We recently started working on rebuilding the desktop version of the Trainline website. It is a big deal for the front-end engineering team because we have to make sure every choice is justified so that the user experience is never compromised. I am writing this blog post to explain how we went about selecting our front-end tech stack and why we made these choices. Continue reading
With functional tests being an integral part of a webapp workflow, we should always try to find ways to make them run smoother and make our lives easier.
I’ve been working with Selenium Webdriver/WebdriverIO for years now, but I have always thought: “Wouldn’t it be great not to need a Selenium server running before starting my tests?”
This may seem like a minor problem, but it means having another tab open in my terminal, starting/stopping that process, and it all gets far more difficult when you try to automate it in a CI environment. In addition to that, you need Java installed to run the Selenium server (or you can use the selenium-standalone npm package, which removes the dependency from Java but still needs to be started/stopped). Continue reading
BuyNowWeb is our latest offering for Train Operating Companies in the UK to sell train tickets. The solution consists of white-labelled web and mobile applications. This post will look into how we implemented a React-based, white-labelled, single-page application.
It is very likely that, at a given point during the development of a client-side web app, it will be necessary to communicate with the server side using a RESTful API. If your stack is based on React/Redux, you may have found yourself wondering about where the ideal spot is to call your API and how to handle your application state based on the outcome of the interaction. Continue reading
Testing React components has become trivial as more and more of them are now stateless functions.
The new shallow renderer and tools like Enzyme make it possible to render a component “one level deep” when testing, without even rendering it in some sort of DOM, while still having a great api to traverse the components’ output and assert facts on its behaviour.

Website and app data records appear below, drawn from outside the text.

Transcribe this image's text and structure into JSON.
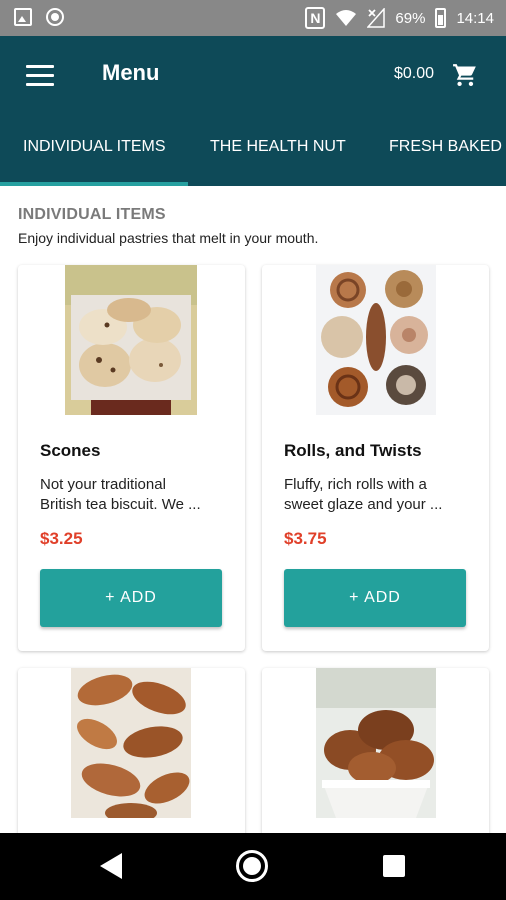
{
  "status_bar": {
    "battery": "69%",
    "time": "14:14",
    "icons": [
      "image-icon",
      "circle-icon",
      "nfc-icon",
      "wifi-icon",
      "signal-icon",
      "battery-icon"
    ]
  },
  "app_bar": {
    "title": "Menu",
    "cart_total": "$0.00",
    "color": "#0e4a58"
  },
  "tabs": [
    {
      "label": "INDIVIDUAL ITEMS",
      "selected": true
    },
    {
      "label": "THE HEALTH NUT",
      "selected": false
    },
    {
      "label": "FRESH BAKED B",
      "selected": false
    }
  ],
  "section": {
    "heading": "INDIVIDUAL ITEMS",
    "subtitle": "Enjoy individual pastries that melt in your mouth."
  },
  "products": [
    {
      "name": "Scones",
      "desc_line1": "Not your traditional",
      "desc_line2": "British tea biscuit. We ...",
      "price": "$3.25",
      "button": "+ ADD"
    },
    {
      "name": "Rolls, and Twists",
      "desc_line1": "Fluffy, rich rolls with a",
      "desc_line2": "sweet glaze and your ...",
      "price": "$3.75",
      "button": "+ ADD"
    }
  ],
  "colors": {
    "accent": "#23a19c",
    "price": "#e0402a",
    "tab_indicator": "#26a0a0"
  }
}
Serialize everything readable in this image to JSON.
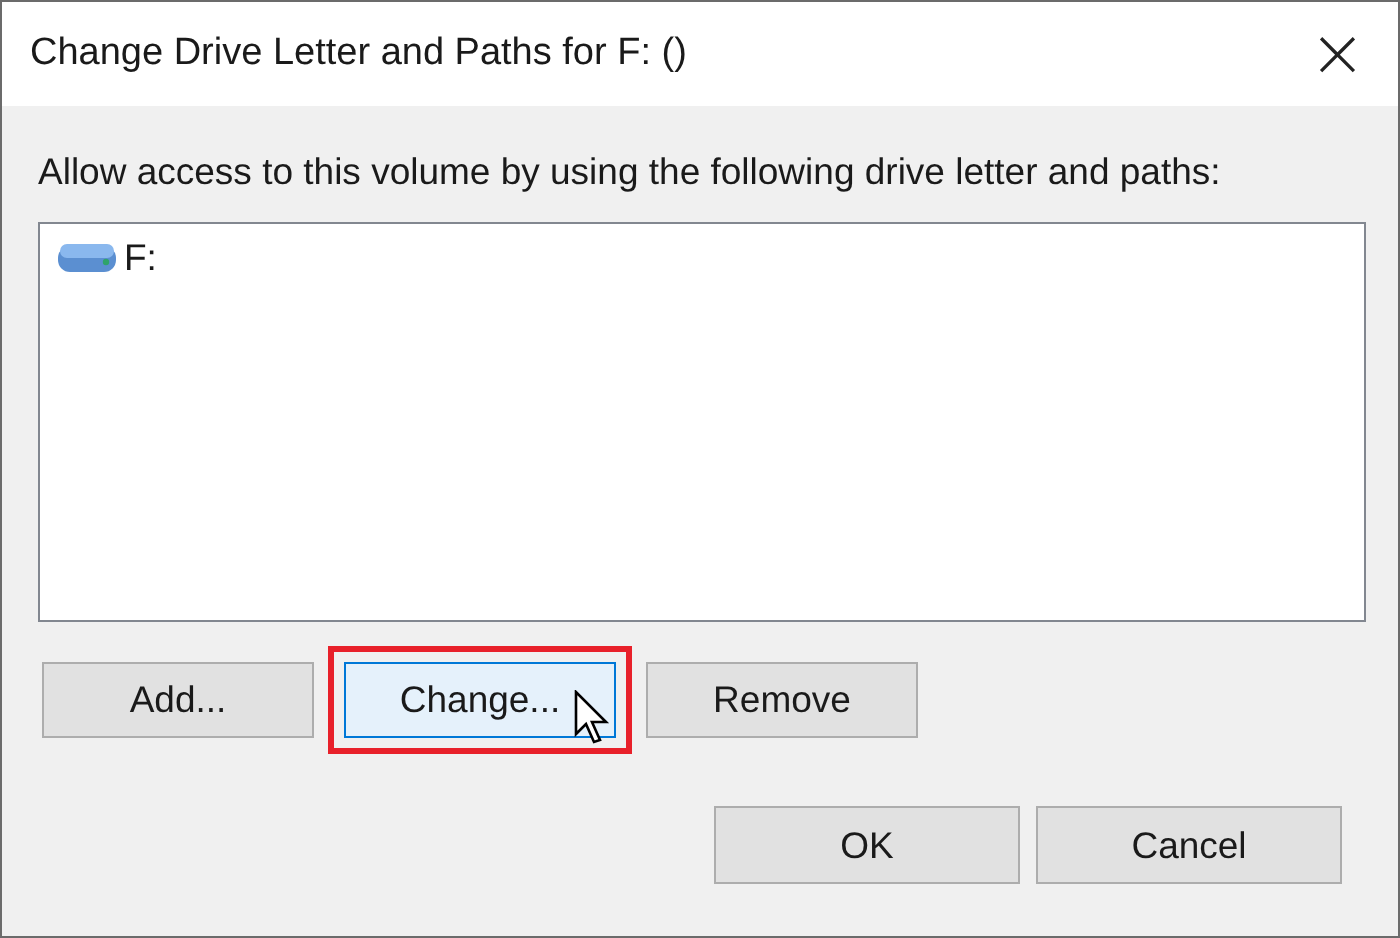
{
  "window": {
    "title": "Change Drive Letter and Paths for F: ()",
    "close": "×"
  },
  "instruction": "Allow access to this volume by using the following drive letter and paths:",
  "paths": [
    {
      "label": "F:",
      "kind": "drive"
    }
  ],
  "actions": [
    {
      "label": "Add...",
      "hovered": false,
      "highlighted": false
    },
    {
      "label": "Change...",
      "hovered": true,
      "highlighted": true
    },
    {
      "label": "Remove",
      "hovered": false,
      "highlighted": false
    }
  ],
  "buttons": [
    {
      "label": "OK"
    },
    {
      "label": "Cancel"
    }
  ]
}
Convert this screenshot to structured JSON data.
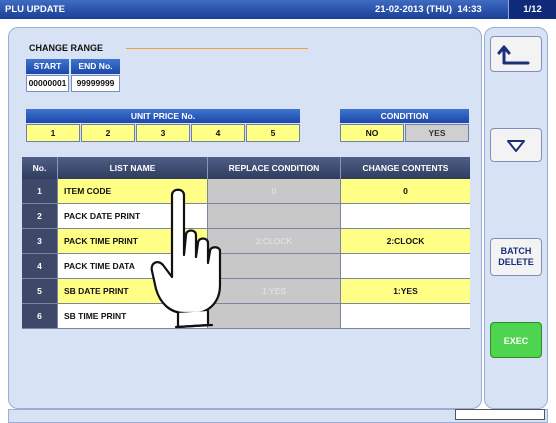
{
  "window": {
    "title": "PLU UPDATE",
    "datetime": "21-02-2013 (THU)  14:33",
    "page": "1/12"
  },
  "change_range": {
    "label": "CHANGE RANGE",
    "start_label": "START No.",
    "end_label": "END No.",
    "start_value": "00000001",
    "end_value": "99999999"
  },
  "unit_price": {
    "label": "UNIT PRICE No.",
    "options": [
      "1",
      "2",
      "3",
      "4",
      "5"
    ]
  },
  "condition": {
    "label": "CONDITION",
    "no": "NO",
    "yes": "YES"
  },
  "table": {
    "headers": {
      "no": "No.",
      "list_name": "LIST NAME",
      "replace": "REPLACE CONDITION",
      "change": "CHANGE CONTENTS"
    },
    "rows": [
      {
        "no": "1",
        "name": "ITEM CODE",
        "replace": "0",
        "change": "0",
        "highlight": true
      },
      {
        "no": "2",
        "name": "PACK DATE PRINT",
        "replace": "",
        "change": "",
        "highlight": false
      },
      {
        "no": "3",
        "name": "PACK TIME PRINT",
        "replace": "2:CLOCK",
        "change": "2:CLOCK",
        "highlight": true
      },
      {
        "no": "4",
        "name": "PACK TIME DATA",
        "replace": "",
        "change": "",
        "highlight": false
      },
      {
        "no": "5",
        "name": "SB DATE PRINT",
        "replace": "1:YES",
        "change": "1:YES",
        "highlight": true
      },
      {
        "no": "6",
        "name": "SB TIME PRINT",
        "replace": "",
        "change": "",
        "highlight": false
      }
    ]
  },
  "sidebar": {
    "back_icon": "return-arrow-icon",
    "down_icon": "down-triangle-icon",
    "batch_delete": "BATCH DELETE",
    "exec": "EXEC"
  },
  "colors": {
    "title_bar": "#2a50ab",
    "panel": "#d7e2f4",
    "highlight": "#ffff86",
    "exec": "#4fd44f",
    "header_dark": "#3e4868"
  }
}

Given all these great tools that we have, what happens when we have a container component that renders sub-components (child components) based on some sort of rule/logic?
How do we handle those dependencies to keep our unit tests free from dependencies?